  • Calculate it. You take the output at 1W, and add the difference in decibels between 1W and the speaker's peak power‑handling capability. For a ‘500W RMS’ speaker which produces 97dB/1W/1m, the ‘peak output’ will be 97 + (10 × log2000) decibels, or 130dB. Most speakers will exhibit power compression at the limits of their performance (‘peak’ is, by definition, the absolute limit), so this is likely to flatter its performance by at least one or two decibels.

If the peak output is measured, then whatever figure is given is the peak output. If the specifications don't say it is measured (or how it is measured) then it probably isn't measured, but calculated, and should be viewed with a bit more scepticism.


If you intend powering multiple cabinets from any single amplifier channel you will need to consider loudspeaker impedance.

Impedance is the AC equivalent of resistance (it opposes current flow), and uses the same unit of measurement (the Ohm, symbol Ω). Lower impedance increases the load on the amplifier.

Unlike resistance, however, impedance is not a fixed static value: it varies with frequency. In a loudspeaker, the actual impedance will vary between a minimum value that may be close to (but cannot be lower than) the DC resistance of the coil, and a maximum value - usually at the loudspeaker's resonant frequency - that will typically be four to eight times greater.

To provide an effective value for system calculations most loudspeakers will have a stated nominal value, which will usually be around 15-20% higher than the DC resistance of the coil, and will commonly be based on on the lowest measurable value in the loudspeaker's operational frequency range, rounded to the nearest standard value (4, 8 or 16Ω). As this nominal impedance will almost always be lower than average or other frequency-specific impedance values, it can be safely used to calculate the combined impedance of multiple cabinets.

The combined impedance of identical loudspeakers connected in parallel is equal to the impedance of a single speaker divided by the number of speakers. Using different types of loudspeaker at the same time on the same amplifier channel is not recommended, but any combination of resistances in parallel can be calculated using the formula:

One ÷ Rt = one  ÷ R1 + one  ÷ R2 + ... + one  ÷ Rn

For example, two 8Ω loudspeakers have a combined impedance of 4Ω:

One  ÷ four = one  ÷ eight + one ÷ eight

Most PA system loudspeakers have a nominal impedance of 4Ω or 8Ω. However, in applications where it may be advantageous to drive a larger number of speakers from a single amplifier channel (high frequency clusters are one such application), 16Ω or higher impedances may be found.

Generally, a single amplifier channel will comfortably drive one 4Ω speaker, two 8Ω speakers, or four 16Ω speakers, and although many modern amplifiers claim to be able to handle 2Ω loads it is good practice to avoid loading an amplifier channel with a combined impedance of less than 4Ω. Lower impedances reduce the amplifier's effective damping factor, and increase the relative power loss in loudspeaker cables.
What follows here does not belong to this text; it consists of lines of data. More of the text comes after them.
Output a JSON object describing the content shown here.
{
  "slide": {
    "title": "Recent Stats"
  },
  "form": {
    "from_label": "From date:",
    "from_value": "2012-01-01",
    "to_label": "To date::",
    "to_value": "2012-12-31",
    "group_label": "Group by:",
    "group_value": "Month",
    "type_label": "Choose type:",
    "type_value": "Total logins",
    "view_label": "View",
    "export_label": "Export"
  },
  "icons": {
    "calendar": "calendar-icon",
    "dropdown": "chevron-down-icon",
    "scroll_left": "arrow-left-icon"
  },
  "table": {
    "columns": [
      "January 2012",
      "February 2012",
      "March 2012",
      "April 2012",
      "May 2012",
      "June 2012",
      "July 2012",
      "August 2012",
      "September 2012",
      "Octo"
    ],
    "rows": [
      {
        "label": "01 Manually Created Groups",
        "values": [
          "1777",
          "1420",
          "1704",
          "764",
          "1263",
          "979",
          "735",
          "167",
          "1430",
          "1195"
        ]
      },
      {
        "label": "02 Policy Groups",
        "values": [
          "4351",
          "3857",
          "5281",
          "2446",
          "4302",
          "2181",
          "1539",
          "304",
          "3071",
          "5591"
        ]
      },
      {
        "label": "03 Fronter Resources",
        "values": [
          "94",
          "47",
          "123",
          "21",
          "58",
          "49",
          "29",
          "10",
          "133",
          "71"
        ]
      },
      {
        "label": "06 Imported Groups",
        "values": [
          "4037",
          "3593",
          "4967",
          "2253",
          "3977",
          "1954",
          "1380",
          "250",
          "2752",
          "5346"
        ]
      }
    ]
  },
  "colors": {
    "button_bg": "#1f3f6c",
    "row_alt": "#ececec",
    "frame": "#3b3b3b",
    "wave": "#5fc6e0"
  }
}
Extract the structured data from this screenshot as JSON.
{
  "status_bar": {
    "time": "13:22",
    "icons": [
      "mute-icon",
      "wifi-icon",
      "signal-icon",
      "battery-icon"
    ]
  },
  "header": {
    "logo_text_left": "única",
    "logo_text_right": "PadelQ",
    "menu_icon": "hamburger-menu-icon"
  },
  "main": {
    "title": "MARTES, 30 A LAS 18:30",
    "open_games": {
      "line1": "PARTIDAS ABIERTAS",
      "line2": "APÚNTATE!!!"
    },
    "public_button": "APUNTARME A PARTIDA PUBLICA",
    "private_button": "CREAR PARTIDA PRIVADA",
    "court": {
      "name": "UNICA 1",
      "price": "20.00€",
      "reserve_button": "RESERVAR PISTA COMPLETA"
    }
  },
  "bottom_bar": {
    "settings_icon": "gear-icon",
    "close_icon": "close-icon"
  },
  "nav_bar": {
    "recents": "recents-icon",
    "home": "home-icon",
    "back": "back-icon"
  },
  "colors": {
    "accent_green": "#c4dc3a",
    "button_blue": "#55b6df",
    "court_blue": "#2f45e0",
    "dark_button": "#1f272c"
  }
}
At best, powering lower than 4Ω nominal loads will result in some loss of audio quality. At worst, your amplifier will overheat and shut down or burn out during a show.

You can find a tool for calculating the total impedance of multiple loudspeakers (as well as the effect of cable on damping factor) on our System Calculations page.

[Top of Page]